Nice website Scott! I had not checked it out in a long time!I am not sure there was a "moment". Here is a answer from a blog interview I did a couple months ago. It still makes me laugh:"One of the funniest drawing memories I have is when I was in the fifth grade. We had to do portraits of each other in art class.I drew my best friend. She was horrified by my portrait of her and wrote me a note with bullet points describing why she hated it so much and how she would never talk to me again if I did not destroy the picture. I think what really turned her off was that I drew her head on a marble column in a museum. I thought it was cool but taste is individual."Actually, I really got interested in drawing in high school. I read a lot the black and white comis at the time (especially Elfquest) and wanted to be a comic book artist.
"Knowing" I am an artist? It's a strange idea. I play guitar, but I don't think of myself as a musician.I was perhaps the best artist in my public school, but for around 8 years after high school, I mostly quit creating art and gathered life experience instead. Peace Corps, Bohemianism, New Orleans.
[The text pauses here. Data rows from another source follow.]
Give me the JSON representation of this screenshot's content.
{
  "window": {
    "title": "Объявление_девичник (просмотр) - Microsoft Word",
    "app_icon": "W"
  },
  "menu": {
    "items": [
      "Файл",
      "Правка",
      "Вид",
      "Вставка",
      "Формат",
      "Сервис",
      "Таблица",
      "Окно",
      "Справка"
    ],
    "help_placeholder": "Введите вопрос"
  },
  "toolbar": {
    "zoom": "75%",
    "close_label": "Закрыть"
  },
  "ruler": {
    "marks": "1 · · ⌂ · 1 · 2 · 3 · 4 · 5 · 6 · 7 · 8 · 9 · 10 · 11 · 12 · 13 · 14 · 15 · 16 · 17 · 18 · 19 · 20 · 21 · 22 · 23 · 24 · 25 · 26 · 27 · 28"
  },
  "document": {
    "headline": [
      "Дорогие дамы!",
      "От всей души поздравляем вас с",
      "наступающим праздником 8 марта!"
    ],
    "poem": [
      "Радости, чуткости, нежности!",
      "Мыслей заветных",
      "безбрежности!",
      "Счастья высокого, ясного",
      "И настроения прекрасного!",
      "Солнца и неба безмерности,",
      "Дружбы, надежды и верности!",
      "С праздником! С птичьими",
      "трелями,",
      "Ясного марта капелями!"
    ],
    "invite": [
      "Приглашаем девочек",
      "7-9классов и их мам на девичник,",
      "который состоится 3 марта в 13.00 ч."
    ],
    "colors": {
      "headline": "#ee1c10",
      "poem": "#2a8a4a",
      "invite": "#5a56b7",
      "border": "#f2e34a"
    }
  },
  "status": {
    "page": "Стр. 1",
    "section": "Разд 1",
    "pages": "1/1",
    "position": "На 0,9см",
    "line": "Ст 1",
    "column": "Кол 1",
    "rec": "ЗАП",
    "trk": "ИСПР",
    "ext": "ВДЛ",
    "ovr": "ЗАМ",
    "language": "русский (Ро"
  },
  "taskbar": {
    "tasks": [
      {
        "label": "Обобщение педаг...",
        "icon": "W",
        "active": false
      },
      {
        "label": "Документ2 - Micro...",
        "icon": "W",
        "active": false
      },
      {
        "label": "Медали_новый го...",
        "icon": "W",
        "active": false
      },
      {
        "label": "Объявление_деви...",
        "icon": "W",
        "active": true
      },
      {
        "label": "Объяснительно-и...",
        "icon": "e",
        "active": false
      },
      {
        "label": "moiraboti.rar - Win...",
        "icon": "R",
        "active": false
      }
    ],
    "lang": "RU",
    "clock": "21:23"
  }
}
Filled my head to near-bursting.Then in 1994, I saw the film "Crumb." I recognized that comics and art were my natural outlet. The experiences of my life rushed out, filling hundreds of pages. I was an artist because it gave my life a voice.
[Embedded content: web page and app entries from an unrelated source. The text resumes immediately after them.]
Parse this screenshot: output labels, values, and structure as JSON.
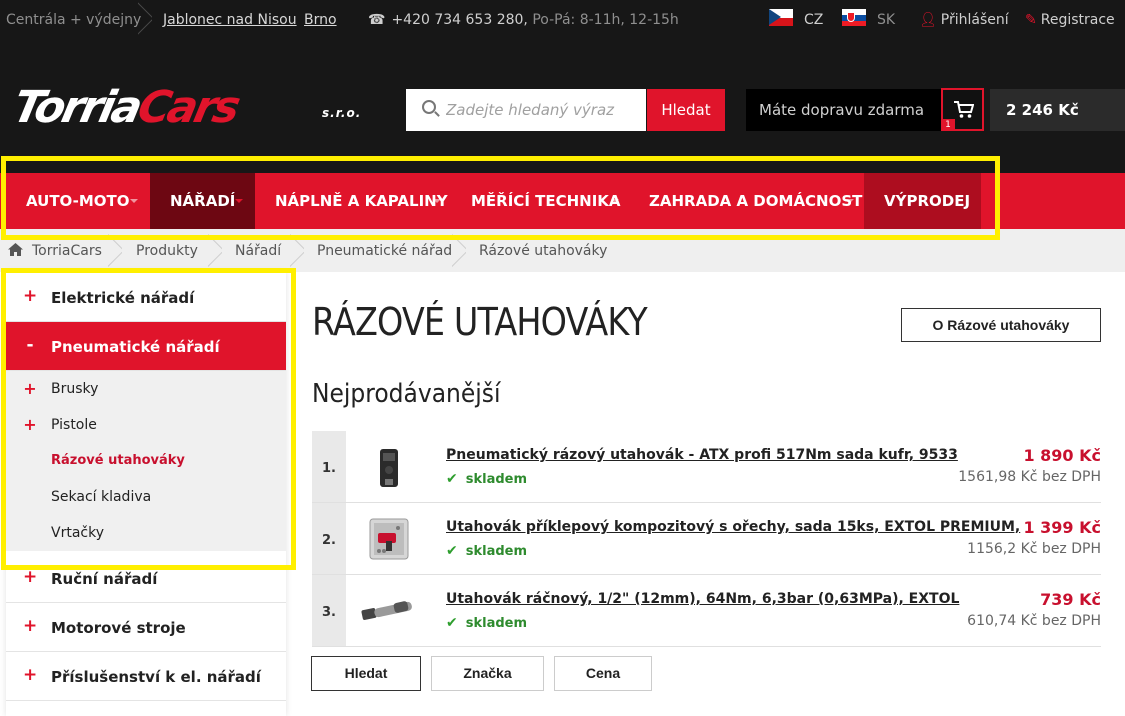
{
  "topbar": {
    "branch_label": "Centrála + výdejny",
    "branch_1": "Jablonec nad Nisou",
    "branch_2": "Brno",
    "phone": "+420 734 653 280,",
    "hours": "Po-Pá: 8-11h, 12-15h",
    "lang_cz": "CZ",
    "lang_sk": "SK",
    "login": "Přihlášení",
    "register": "Registrace"
  },
  "logo": {
    "part1": "Torria",
    "part2": "Cars",
    "suffix": "s.r.o."
  },
  "search": {
    "placeholder": "Zadejte hledaný výraz",
    "value": "",
    "button": "Hledat"
  },
  "cart": {
    "shipping_text": "Máte dopravu zdarma",
    "count": "1",
    "total": "2 246 Kč"
  },
  "nav": {
    "items": [
      {
        "label": "Auto-moto"
      },
      {
        "label": "Nářadí"
      },
      {
        "label": "Náplně a kapaliny"
      },
      {
        "label": "Měřící technika"
      },
      {
        "label": "Zahrada a domácnost"
      },
      {
        "label": "Výprodej"
      }
    ]
  },
  "breadcrumb": [
    "TorriaCars",
    "Produkty",
    "Nářadí",
    "Pneumatické nářadí",
    "Rázové utahováky"
  ],
  "sidebar": {
    "cat_electric": {
      "sign": "+",
      "label": "Elektrické nářadí"
    },
    "cat_pneumatic": {
      "sign": "-",
      "label": "Pneumatické nářadí"
    },
    "sub": [
      {
        "sign": "+",
        "label": "Brusky"
      },
      {
        "sign": "+",
        "label": "Pistole"
      },
      {
        "sign": "",
        "label": "Rázové utahováky"
      },
      {
        "sign": "",
        "label": "Sekací kladiva"
      },
      {
        "sign": "",
        "label": "Vrtačky"
      }
    ],
    "cat_hand": {
      "sign": "+",
      "label": "Ruční nářadí"
    },
    "cat_motor": {
      "sign": "+",
      "label": "Motorové stroje"
    },
    "cat_access": {
      "sign": "+",
      "label": "Příslušenství k el. nářadí"
    }
  },
  "content": {
    "title": "RÁZOVÉ UTAHOVÁKY",
    "about_button": "O Rázové utahováky",
    "section_title": "Nejprodávanější",
    "products": [
      {
        "rank": "1.",
        "name": "Pneumatický rázový utahovák - ATX profi 517Nm sada kufr, 9533",
        "stock": "skladem",
        "price": "1 890 Kč",
        "price_net": "1561,98 Kč bez DPH",
        "thumb_icon": "impact-wrench-case-image"
      },
      {
        "rank": "2.",
        "name": "Utahovák příklepový kompozitový s ořechy, sada 15ks, EXTOL PREMIUM,",
        "stock": "skladem",
        "price": "1 399 Kč",
        "price_net": "1156,2 Kč bez DPH",
        "thumb_icon": "impact-wrench-set-image"
      },
      {
        "rank": "3.",
        "name": "Utahovák ráčnový, 1/2\" (12mm), 64Nm, 6,3bar (0,63MPa), EXTOL",
        "stock": "skladem",
        "price": "739 Kč",
        "price_net": "610,74 Kč bez DPH",
        "thumb_icon": "ratchet-wrench-image"
      }
    ],
    "filters": {
      "search": "Hledat",
      "brand": "Značka",
      "price": "Cena"
    }
  },
  "colors": {
    "accent": "#e0142b",
    "highlight": "#ffef00",
    "dark": "#171717",
    "stock_green": "#2e8b2e"
  }
}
When I was nine or ten years old I took four of my drawings - portraits of 'Dream Team' basketball players - to a local sports memorabilia shop and asked if the guy behind the counter would be willing to try to sell them. As I was talking to him a kid came in and expressed interest in buying one of 'em right then and there. In my excitement I sold the drawing for one dollar. As far as I know, not one of the others ever sold, but I was now a professional artist.
For 75 +/- years. When I was about 4 or 5 my older brother 8 and I rode together on the "Zoo Eden" street car to the Cincinnati Art Museum for art class. [Yes, back then children could go every place with no fear. If they got lost someone would help them get home.] Was I an artist then? Yes, as most children are. Art is life. Even the plates and cutlery you choose, the color of your walls or the pictures of Elvis Presley with gaudy, bright colors, he was a gaudy, bright personality and the artist who did those works probably enjoyed what he/she was doing - and her work sells!!!!There are artists who are better, there are artist who are worse. I have met people who would throw out much of Dali's work or think Rambrant's work is pretty. Who am I to judge what others consider art. Ya know, they had works that elephants and monkeys painted hanging in the Chicago Art Museum of Art and most likely in other museums too.Oh well, the old lady has has completed this lecture.Bev Funk